First published in the BC Catholic Newspaper on January 11, 2022 https://bccatholic.ca/voices/lisa-rumpel/embracing-god-when-it-feels-like-he-s-not-there
You are loved. You matter. Don’t give up. Do not be afraid. These words heal and have brought me comfort many times. I need to hear these words now as much as I did a few months ago.
I believed a lie that I could do it all on my own effort.
I was doing everything in my power to juggle projects and relationships. God said, “Let me help.”
“No, I got this.”
I burned out and got sick. I was overcome with psychosis and mania. Though it’s not all my fault. Things just break down. Especially when I have a chronic mental illness. My mind is a marvellous and complex organ. The medicine wasn’t working enough for me to have balance.
In the emergency waiting room my body trembled, and I fell to the floor shouting, “I can’t do this alone anymore!”
Later my prayer to Jesus was “I can’t do this anymore. I am giving you all my projects, plans and problems. I’m stepping back. Jesus, you have the relief I need. I don’t have the answers. I can’t do life on my own. I need you, Jesus!”

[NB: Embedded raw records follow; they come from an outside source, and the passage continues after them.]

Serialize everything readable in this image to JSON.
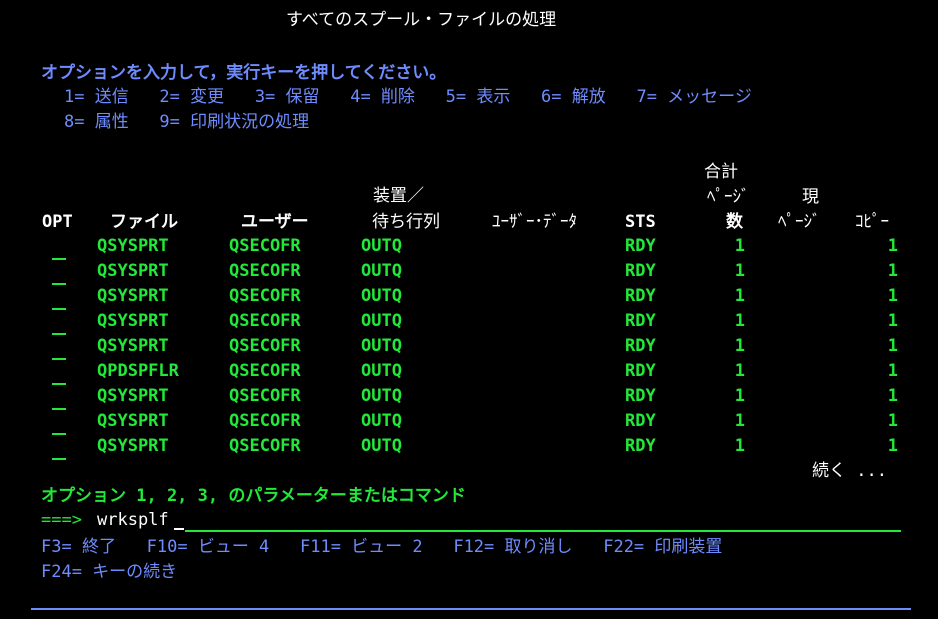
{
  "screen": {
    "title": "すべてのスプール・ファイルの処理",
    "instruction": "オプションを入力して，実行キーを押してください。",
    "options_line1": "1= 送信   2= 変更   3= 保留   4= 削除   5= 表示   6= 解放   7= メッセージ",
    "options_line2": "8= 属性   9= 印刷状況の処理"
  },
  "columns": {
    "total_line1": "合計",
    "total_line2": "ﾍﾟｰｼﾞ",
    "total_line3": "数",
    "current_line2": "現",
    "current_line3": "ﾍﾟｰｼﾞ",
    "device_line1": "装置／",
    "device_line2": "待ち行列",
    "opt": "OPT",
    "file": "ファイル",
    "user": "ユーザー",
    "userdata": "ﾕｰｻﾞｰ･ﾃﾞｰﾀ",
    "sts": "STS",
    "copies": "ｺﾋﾟｰ"
  },
  "rows": [
    {
      "file": "QSYSPRT",
      "user": "QSECOFR",
      "queue": "OUTQ",
      "sts": "RDY",
      "pages": "1",
      "copies": "1"
    },
    {
      "file": "QSYSPRT",
      "user": "QSECOFR",
      "queue": "OUTQ",
      "sts": "RDY",
      "pages": "1",
      "copies": "1"
    },
    {
      "file": "QSYSPRT",
      "user": "QSECOFR",
      "queue": "OUTQ",
      "sts": "RDY",
      "pages": "1",
      "copies": "1"
    },
    {
      "file": "QSYSPRT",
      "user": "QSECOFR",
      "queue": "OUTQ",
      "sts": "RDY",
      "pages": "1",
      "copies": "1"
    },
    {
      "file": "QSYSPRT",
      "user": "QSECOFR",
      "queue": "OUTQ",
      "sts": "RDY",
      "pages": "1",
      "copies": "1"
    },
    {
      "file": "QPDSPFLR",
      "user": "QSECOFR",
      "queue": "OUTQ",
      "sts": "RDY",
      "pages": "1",
      "copies": "1"
    },
    {
      "file": "QSYSPRT",
      "user": "QSECOFR",
      "queue": "OUTQ",
      "sts": "RDY",
      "pages": "1",
      "copies": "1"
    },
    {
      "file": "QSYSPRT",
      "user": "QSECOFR",
      "queue": "OUTQ",
      "sts": "RDY",
      "pages": "1",
      "copies": "1"
    },
    {
      "file": "QSYSPRT",
      "user": "QSECOFR",
      "queue": "OUTQ",
      "sts": "RDY",
      "pages": "1",
      "copies": "1"
    }
  ],
  "more": "続く ...",
  "command": {
    "label": "オプション 1, 2, 3, のパラメーターまたはコマンド",
    "prompt": "===>",
    "value": "wrksplf"
  },
  "fkeys": {
    "line1": "F3= 終了   F10= ビュー 4   F11= ビュー 2   F12= 取り消し   F22= 印刷装置",
    "line2": "F24= キーの続き"
  },
  "colors": {
    "background": "#000000",
    "green": "#22e83a",
    "blue": "#6f8cff",
    "white": "#ffffff"
  }
}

Two nurses and my mom helped me off the floor into a wheelchair to take me to a more calming room. They looked me into the eyes and said, “Lisa, you’re going to be okay.”
They held onto my hands and shoulders as my whole body was shaking hard. I changed into a hospital gown and lay on a mattress on the floor of a small dark room. I was scared, shaking, and hoping for peace.
One of the nurses who took my pulse was very kind. I asked her if she had seen the Chosen series, because I felt a bit like Mary Magdalene from the first episode. Though my experience was very different. When the emergency doctor came in, he checked my vital signs. I asked him if this feeling was what jumping out of an airplane feels like.
“I’ve never jumped out of an airplane.”
Even though I didn’t feel Jesus’ presence at that moment, looking back I know he was with me in the hospital. He was with my mom and me as we checked in. He was at my side when they brought me upstairs to give me a room. And he has never left. As Father Fernando Ocariz, prelate of Opus Dei, said in his Christmas message, “God is looking at us lovingly at every moment. We are constantly accompanied by God’s love.”
Yet I still can feel abandoned. This is when I need to hear those healing words. You are loved. You matter. Don’t give up. Do not be afraid. This is where confidence in his love for me is tested.
When things are going well, I believe – without a doubt – in his love and kindness. It’s in times of darkness and trial that I am tested and find it hard to hold on to hope.
This new year will unfold in unknown ways, and I want to trust God through it. He cares for me and you with his very own life. He came to us as a baby at Christmas and promises to give us lives of joy. That is why I hold onto belief that good things are coming. That the best is not behind but ahead.
Hope doesn’t have to look like you have a smile on your face all day. It is the quiet certitude that the God who created the heavens and earth sent his son and will take care of our needs.
My experience in the hospital is proof of healing. I have come out of that place with more self-compassion, tenderness, and love.
I am working on changing negative thoughts into positive thinking. I am taking the medicine prescribed. I am doing therapy. I am attending Mass and confession. Everything that can help my body, mind, and soul heal, I am doing.
I am letting God help me with my plans and goals this year. I can. I can. With you. With you. I won’t give up. I believe.
“For God alone my soul waits in silence, for my hope is from him. He only is my rock and my salvation, my fortress; I shall not be shaken” (Ps 62:5-6).
Lisa Rumpel’s podcast, The Will to Thrive: Stories of Resilience, is available on popular streaming services.